● **DIRECTIONS FOR THIS TASK**:
Each line of the material below that holds the word "topics" needs to be copied.

● **INPUT FOR THIS TASK**:
╭──

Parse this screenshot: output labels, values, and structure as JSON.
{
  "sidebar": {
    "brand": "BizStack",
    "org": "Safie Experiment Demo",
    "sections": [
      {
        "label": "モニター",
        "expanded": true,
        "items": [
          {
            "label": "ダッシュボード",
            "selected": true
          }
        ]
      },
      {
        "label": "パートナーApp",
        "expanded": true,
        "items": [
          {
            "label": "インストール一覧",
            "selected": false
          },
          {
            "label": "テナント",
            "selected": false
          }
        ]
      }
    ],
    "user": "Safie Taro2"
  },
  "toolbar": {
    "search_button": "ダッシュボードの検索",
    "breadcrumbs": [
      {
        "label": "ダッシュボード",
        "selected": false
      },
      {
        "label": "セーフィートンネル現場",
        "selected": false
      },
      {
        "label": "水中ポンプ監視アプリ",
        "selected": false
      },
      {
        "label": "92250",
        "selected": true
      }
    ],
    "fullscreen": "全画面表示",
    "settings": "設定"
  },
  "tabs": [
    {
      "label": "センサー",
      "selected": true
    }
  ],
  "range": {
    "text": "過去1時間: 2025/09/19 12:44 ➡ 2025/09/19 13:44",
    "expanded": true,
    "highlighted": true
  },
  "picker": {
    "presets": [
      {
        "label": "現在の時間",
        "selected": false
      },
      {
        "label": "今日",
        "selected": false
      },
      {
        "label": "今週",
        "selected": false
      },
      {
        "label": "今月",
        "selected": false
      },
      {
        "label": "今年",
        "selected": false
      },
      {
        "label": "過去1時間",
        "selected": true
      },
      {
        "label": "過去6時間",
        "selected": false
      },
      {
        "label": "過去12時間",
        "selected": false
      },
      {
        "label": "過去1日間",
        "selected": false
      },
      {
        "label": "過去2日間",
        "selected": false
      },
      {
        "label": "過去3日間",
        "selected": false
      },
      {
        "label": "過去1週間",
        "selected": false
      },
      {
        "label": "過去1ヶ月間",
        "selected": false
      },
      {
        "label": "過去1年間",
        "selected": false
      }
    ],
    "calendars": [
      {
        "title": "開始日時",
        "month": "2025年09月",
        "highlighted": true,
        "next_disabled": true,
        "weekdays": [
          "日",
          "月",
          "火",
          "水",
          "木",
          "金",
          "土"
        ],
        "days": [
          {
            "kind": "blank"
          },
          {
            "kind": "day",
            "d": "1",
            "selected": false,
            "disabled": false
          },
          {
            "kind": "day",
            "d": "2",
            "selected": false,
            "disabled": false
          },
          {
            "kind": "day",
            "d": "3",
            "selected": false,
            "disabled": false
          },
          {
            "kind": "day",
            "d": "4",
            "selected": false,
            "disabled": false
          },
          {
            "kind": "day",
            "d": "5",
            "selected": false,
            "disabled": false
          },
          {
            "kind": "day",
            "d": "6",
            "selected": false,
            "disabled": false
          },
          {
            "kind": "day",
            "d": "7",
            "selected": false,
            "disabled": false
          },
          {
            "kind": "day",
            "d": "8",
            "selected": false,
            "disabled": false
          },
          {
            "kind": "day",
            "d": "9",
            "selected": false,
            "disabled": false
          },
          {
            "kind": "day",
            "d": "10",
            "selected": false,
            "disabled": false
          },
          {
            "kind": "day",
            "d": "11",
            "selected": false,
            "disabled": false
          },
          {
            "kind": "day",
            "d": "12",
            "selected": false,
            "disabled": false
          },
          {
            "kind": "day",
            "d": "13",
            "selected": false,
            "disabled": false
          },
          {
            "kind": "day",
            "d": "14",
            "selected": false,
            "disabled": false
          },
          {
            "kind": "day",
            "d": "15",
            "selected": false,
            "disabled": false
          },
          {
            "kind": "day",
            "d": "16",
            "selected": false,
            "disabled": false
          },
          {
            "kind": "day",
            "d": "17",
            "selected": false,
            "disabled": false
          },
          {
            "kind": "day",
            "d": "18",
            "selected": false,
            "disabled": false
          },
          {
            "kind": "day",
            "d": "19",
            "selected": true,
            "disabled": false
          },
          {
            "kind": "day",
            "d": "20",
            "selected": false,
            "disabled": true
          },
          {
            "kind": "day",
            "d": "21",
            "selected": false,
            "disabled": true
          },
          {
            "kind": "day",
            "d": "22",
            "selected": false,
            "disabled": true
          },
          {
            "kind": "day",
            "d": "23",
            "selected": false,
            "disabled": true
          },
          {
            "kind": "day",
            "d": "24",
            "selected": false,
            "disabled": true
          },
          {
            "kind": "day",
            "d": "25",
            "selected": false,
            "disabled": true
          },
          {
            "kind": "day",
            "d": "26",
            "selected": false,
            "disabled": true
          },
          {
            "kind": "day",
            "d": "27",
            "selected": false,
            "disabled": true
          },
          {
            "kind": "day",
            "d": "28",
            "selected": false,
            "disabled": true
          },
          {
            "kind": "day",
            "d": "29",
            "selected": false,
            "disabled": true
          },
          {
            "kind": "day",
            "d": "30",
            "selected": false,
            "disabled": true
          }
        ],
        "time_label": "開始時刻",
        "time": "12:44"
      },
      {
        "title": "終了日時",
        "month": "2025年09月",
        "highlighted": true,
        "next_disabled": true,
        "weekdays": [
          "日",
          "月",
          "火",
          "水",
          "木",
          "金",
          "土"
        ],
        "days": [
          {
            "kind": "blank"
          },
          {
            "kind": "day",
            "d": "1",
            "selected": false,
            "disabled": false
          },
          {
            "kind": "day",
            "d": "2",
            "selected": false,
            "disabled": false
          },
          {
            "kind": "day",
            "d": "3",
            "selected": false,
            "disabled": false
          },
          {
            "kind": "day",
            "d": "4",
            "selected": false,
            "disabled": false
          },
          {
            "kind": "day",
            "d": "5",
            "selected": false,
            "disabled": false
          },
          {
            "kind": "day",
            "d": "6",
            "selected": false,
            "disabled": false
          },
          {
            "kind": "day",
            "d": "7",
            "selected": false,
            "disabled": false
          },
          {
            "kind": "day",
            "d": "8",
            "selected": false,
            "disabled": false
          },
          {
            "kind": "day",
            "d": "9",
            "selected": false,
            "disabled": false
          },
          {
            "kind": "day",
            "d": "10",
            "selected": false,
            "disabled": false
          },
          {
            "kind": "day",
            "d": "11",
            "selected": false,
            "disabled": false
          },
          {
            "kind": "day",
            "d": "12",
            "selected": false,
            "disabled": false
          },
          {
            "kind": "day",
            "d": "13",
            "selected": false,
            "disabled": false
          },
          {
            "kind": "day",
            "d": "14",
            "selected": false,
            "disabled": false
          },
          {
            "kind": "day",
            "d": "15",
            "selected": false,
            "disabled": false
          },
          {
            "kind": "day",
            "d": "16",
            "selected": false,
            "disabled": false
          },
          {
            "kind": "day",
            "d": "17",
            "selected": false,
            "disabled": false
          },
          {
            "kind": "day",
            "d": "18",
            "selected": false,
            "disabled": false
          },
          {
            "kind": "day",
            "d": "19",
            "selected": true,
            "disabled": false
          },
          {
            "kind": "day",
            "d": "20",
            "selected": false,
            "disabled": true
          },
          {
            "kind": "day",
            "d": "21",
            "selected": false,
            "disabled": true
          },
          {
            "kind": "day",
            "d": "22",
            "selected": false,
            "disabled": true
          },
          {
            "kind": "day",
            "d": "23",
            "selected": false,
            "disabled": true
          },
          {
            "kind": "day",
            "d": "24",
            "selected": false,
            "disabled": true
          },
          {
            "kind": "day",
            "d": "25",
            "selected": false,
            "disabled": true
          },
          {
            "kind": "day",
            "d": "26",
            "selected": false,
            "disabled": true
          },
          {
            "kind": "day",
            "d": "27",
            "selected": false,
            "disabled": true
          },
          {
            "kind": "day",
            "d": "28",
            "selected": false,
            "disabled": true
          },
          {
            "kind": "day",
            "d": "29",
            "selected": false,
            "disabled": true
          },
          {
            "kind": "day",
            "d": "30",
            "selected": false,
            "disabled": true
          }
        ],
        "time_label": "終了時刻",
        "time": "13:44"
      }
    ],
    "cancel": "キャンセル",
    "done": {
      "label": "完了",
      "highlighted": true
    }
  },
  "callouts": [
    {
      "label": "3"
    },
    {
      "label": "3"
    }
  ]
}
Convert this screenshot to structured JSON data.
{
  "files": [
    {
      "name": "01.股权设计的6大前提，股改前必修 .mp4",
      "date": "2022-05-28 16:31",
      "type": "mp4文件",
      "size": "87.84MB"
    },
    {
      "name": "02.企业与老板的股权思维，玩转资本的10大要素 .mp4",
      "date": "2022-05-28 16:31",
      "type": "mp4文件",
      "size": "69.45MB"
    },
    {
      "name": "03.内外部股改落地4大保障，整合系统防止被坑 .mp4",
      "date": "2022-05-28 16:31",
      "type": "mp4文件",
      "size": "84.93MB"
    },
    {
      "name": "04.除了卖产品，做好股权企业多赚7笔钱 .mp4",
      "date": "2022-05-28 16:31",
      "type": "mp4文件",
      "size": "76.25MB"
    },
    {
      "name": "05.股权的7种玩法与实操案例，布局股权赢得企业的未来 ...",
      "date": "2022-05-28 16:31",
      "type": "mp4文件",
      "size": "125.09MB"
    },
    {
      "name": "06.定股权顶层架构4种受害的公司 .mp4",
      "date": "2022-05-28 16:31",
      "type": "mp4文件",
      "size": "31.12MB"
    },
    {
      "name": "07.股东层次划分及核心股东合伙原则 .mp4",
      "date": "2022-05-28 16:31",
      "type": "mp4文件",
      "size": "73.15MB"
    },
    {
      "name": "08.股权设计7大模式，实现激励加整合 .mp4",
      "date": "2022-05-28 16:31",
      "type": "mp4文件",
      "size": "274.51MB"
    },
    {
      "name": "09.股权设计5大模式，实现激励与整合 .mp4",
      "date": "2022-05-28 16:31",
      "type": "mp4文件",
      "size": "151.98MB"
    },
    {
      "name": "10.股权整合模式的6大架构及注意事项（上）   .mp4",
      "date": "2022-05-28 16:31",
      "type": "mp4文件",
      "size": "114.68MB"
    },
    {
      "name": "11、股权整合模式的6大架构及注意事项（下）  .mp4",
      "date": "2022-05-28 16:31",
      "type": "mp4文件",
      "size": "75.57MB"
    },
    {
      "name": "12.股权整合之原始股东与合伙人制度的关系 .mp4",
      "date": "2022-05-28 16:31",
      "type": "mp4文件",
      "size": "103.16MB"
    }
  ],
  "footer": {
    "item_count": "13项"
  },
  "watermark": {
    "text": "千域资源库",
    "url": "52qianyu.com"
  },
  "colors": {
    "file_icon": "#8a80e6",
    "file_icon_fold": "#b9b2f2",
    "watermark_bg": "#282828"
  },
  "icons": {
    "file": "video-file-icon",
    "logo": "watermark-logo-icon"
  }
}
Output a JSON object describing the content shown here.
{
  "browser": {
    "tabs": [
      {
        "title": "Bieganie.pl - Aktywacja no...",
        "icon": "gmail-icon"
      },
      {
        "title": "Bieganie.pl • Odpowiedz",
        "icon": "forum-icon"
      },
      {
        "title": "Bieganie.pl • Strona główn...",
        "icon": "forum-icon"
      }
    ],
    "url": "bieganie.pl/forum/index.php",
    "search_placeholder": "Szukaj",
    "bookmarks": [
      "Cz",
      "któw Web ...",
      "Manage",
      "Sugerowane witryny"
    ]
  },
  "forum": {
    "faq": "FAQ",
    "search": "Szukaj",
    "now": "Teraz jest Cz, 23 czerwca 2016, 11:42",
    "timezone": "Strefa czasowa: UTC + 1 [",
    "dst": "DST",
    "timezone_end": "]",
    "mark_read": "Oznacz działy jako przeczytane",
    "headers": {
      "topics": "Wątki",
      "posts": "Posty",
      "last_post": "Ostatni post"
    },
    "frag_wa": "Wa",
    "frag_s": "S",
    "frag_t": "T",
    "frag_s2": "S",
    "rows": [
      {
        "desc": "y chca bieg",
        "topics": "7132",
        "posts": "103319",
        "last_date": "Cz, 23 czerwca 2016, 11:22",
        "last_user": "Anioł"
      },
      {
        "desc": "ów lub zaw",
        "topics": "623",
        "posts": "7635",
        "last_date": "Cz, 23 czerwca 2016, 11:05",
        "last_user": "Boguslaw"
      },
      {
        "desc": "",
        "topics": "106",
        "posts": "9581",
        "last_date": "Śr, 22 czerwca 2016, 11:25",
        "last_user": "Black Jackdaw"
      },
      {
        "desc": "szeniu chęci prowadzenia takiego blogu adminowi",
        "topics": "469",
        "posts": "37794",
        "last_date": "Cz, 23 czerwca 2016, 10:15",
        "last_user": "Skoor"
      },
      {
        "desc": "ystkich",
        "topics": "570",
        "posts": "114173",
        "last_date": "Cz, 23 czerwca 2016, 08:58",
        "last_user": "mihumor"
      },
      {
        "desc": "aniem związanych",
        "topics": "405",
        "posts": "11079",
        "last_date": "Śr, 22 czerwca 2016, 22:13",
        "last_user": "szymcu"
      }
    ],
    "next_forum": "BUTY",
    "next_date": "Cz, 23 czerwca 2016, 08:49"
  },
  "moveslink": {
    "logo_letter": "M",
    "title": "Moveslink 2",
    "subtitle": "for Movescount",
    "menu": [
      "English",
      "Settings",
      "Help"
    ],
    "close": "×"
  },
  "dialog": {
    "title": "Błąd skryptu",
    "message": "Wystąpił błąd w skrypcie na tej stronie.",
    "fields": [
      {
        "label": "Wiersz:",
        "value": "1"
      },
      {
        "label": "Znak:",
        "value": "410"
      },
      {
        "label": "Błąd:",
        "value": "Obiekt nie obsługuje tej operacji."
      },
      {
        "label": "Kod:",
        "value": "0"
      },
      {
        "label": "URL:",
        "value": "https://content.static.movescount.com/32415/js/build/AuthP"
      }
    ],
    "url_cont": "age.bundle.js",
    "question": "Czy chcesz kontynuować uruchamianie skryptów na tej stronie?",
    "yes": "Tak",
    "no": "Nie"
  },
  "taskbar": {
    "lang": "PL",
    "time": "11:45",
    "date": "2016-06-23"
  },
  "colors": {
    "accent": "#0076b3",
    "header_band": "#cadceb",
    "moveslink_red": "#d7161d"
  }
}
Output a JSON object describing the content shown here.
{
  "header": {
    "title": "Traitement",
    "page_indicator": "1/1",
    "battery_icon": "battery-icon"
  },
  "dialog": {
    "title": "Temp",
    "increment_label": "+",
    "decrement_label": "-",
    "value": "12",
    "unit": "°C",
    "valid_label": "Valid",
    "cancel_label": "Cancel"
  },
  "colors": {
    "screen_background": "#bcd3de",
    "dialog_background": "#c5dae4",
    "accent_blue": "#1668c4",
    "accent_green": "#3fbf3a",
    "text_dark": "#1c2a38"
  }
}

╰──

● **EXPECTED ANSWER**:
      "topics": "Wątki",
        "topics": "7132",
        "topics": "623",
        "topics": "106",
        "topics": "469",
        "topics": "570",
        "topics": "405",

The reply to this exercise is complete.